Lombard Paris-bound after 5,000m breakthrough

 

Athletics: Irish 5,000-metre running has been significantly boosted by the performance of Cathal Lombard, who ran a world class 13 minutes 19.22 seconds in Heusden, Belgium, on Saturday night. It was the most exciting improvement so far for the Corkman, who is now certain of selection for this month's World Championships in Paris. Ian O'Riordan reports.

Lombard had travelled to the Grand Prix II meeting confident of his form, yet to dip under 13:20 has underlined his world-class potential. It was an improvement of just over 20 seconds on his previous best, and at age 27 there should be several more years of improvement to come.

Most significantly for now, his time is inside the A qualifying standard (13:21.50) for Paris, and with no other Irishman likely to approach that time in the coming weeks he is thus in line for his first appearance at a major outdoor championships.

But it is also the fastest time by an Irishman in the two years since Mark Carroll began concentrating on the marathon. From an Irish viewpoint, the best run over the distance this season had been Alistair Cragg's 13:25.59, clocked while running for the University of Arkansas earlier this year. But the South-African born Cragg, who has declared for Ireland, has been injured in recent weeks and won't be aiming for Paris.

On Saturday, Lombard's run was good enough for fifth place in a field of 27. He split a host of Kenyans, with two just ahead of him and two more at his heels. The surprise winner was Zersenay Tadesse of Eritrea, who clocked 13:11.07.

Lombard, who is based in Dublin and coached by Joe Doonan - formerly coach to Catherina McKiernan - had made one other big breakthrough this season when running 28:05.27 for 10,000 metres. That time, achieved in England last month, is also inside the B-standard for Paris and it is understood Lombard will ask to be picked for both distances.

It was some 18 months ago that Lombard came under the guidance of Doonan, and that has made for a significant change in his fortunes.
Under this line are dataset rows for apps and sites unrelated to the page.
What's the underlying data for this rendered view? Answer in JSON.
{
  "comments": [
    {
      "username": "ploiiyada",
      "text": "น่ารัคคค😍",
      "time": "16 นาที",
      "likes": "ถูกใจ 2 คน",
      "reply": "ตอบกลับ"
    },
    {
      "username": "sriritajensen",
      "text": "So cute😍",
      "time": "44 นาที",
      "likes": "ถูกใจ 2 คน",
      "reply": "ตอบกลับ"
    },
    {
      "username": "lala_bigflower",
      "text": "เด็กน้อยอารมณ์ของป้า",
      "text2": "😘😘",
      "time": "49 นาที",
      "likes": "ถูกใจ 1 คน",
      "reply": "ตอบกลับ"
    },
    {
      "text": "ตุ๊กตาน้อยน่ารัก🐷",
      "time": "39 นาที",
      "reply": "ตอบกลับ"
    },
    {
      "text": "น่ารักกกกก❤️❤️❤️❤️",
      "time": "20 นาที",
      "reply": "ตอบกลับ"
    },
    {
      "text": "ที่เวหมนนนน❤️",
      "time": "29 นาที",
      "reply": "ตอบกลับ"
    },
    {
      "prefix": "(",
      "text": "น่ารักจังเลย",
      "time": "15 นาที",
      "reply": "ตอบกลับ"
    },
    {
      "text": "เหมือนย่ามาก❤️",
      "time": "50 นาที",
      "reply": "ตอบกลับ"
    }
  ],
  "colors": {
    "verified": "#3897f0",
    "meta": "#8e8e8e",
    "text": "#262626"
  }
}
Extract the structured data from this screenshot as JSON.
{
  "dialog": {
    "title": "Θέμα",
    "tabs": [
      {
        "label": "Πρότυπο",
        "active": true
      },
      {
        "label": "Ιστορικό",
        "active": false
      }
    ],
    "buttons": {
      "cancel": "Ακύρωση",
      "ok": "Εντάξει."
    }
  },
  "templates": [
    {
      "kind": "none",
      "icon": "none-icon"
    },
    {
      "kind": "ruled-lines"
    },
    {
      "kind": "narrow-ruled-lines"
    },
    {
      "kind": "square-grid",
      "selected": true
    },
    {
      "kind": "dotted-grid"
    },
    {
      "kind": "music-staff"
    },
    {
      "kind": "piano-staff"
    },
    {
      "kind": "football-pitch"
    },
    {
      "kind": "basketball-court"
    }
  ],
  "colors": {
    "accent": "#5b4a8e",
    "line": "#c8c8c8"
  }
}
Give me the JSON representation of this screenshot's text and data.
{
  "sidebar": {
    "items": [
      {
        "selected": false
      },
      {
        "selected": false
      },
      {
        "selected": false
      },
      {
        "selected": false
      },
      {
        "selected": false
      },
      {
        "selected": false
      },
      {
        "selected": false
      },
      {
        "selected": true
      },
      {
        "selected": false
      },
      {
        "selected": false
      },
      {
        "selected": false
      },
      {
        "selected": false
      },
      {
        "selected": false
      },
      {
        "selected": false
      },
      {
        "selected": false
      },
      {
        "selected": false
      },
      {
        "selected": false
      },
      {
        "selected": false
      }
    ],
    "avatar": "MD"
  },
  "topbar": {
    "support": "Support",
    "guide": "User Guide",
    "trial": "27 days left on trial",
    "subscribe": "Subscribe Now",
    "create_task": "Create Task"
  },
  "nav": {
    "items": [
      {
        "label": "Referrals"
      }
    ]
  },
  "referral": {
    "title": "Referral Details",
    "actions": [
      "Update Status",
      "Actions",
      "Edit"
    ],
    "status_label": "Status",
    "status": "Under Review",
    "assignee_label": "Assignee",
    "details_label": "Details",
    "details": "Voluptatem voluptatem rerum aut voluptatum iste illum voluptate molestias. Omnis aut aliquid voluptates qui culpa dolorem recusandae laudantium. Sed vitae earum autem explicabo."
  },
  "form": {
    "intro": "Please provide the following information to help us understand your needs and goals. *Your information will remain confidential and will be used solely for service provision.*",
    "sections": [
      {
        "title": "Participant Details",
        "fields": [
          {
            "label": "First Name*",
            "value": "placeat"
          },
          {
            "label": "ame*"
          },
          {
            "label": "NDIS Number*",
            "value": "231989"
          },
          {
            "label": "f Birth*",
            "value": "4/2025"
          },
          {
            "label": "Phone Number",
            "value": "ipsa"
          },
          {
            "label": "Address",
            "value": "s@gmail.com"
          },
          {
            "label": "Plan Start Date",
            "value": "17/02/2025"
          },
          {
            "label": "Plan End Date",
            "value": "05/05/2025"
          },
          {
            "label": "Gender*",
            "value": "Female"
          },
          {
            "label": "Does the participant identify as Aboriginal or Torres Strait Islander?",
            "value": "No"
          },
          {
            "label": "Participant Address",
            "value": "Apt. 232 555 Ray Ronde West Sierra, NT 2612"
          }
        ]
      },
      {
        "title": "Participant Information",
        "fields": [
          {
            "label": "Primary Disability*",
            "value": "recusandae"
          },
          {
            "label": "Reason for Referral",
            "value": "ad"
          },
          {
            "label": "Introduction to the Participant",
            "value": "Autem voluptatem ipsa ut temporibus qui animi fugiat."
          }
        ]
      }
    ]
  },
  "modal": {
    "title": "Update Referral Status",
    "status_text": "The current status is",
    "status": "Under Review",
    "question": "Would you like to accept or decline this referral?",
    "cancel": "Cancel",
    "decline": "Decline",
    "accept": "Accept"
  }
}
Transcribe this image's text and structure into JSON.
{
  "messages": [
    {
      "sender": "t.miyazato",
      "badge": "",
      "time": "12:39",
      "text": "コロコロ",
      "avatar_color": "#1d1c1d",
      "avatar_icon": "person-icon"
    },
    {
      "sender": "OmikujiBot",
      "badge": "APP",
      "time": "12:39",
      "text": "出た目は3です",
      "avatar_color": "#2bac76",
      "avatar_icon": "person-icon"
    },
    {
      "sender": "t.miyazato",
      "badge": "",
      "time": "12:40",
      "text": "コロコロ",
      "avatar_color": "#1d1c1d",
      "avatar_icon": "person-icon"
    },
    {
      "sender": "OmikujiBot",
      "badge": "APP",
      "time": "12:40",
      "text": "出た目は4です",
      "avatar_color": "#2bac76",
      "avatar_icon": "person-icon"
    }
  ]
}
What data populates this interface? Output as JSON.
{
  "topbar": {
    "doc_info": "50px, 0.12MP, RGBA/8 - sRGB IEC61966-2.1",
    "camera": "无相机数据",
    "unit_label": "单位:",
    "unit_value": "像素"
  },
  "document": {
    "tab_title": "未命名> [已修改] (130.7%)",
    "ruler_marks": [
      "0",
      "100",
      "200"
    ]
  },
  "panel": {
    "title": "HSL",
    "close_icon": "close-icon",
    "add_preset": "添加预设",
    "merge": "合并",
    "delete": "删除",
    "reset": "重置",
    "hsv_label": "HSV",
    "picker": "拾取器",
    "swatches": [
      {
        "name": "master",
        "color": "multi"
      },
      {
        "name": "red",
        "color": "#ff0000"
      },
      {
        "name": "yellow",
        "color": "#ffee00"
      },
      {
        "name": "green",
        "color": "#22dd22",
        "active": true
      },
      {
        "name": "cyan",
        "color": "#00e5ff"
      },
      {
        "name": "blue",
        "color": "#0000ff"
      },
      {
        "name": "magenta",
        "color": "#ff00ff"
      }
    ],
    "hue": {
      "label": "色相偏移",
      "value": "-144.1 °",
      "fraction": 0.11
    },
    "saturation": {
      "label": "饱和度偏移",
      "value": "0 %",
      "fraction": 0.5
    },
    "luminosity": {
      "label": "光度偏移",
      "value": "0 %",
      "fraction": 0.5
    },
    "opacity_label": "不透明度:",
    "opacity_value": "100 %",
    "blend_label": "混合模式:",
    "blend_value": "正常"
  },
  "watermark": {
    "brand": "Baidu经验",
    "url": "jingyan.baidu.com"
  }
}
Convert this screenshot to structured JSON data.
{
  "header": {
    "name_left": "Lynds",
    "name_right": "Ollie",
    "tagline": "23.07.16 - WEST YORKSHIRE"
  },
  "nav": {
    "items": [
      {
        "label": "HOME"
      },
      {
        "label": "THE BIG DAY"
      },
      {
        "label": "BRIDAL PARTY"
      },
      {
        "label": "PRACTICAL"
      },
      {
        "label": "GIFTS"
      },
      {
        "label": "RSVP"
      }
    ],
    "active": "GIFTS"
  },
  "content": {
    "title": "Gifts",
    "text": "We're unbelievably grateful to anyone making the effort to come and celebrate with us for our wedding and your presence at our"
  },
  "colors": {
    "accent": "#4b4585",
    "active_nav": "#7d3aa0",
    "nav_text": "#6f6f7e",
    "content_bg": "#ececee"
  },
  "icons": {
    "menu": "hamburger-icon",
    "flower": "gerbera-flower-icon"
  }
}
Earlier this year he indicated what might be in store when he finished second in the national cross-country championship before turning his attentions to the track, running a lifetime best of 13:39.54 in Eton on June 14th. His 13:19.22 now ranks seventh on the Irish all-time list and also makes him the first Irish male to get an A standard for Paris.

Also producing a class run in Belgium was James Nolan, who lowered his lifetime best for the 1,500 metres to 3:35.69. That left him a close fifth behind four Kenyans, and also gave him the B standard for Paris to match the achievement two weeks ago of Gareth Turnbull, who ran 3:36.60 in Germany.

Under IAAF rules, however, only one B-standard athlete per event per nation can compete at the World Championships, so this weekend's National Championships in Santry will involve a head-to-head between Nolan and Turnbull to decide who will gain selection.

Nolan's previous best was 3:36.30.

Unfortunately there was no joy for any of the three Irish women in the 5,000 metres in Heusden, the best being the ninth place by Breeda Dennehy-Willis in 15:36.44, some 16 seconds short of the B standard for Paris.

Marie Davenport was 16th in 15:56.96 with Marie McCambridge 18th in 16:15.75. Davenport already has the B standard for the 10,000 metres.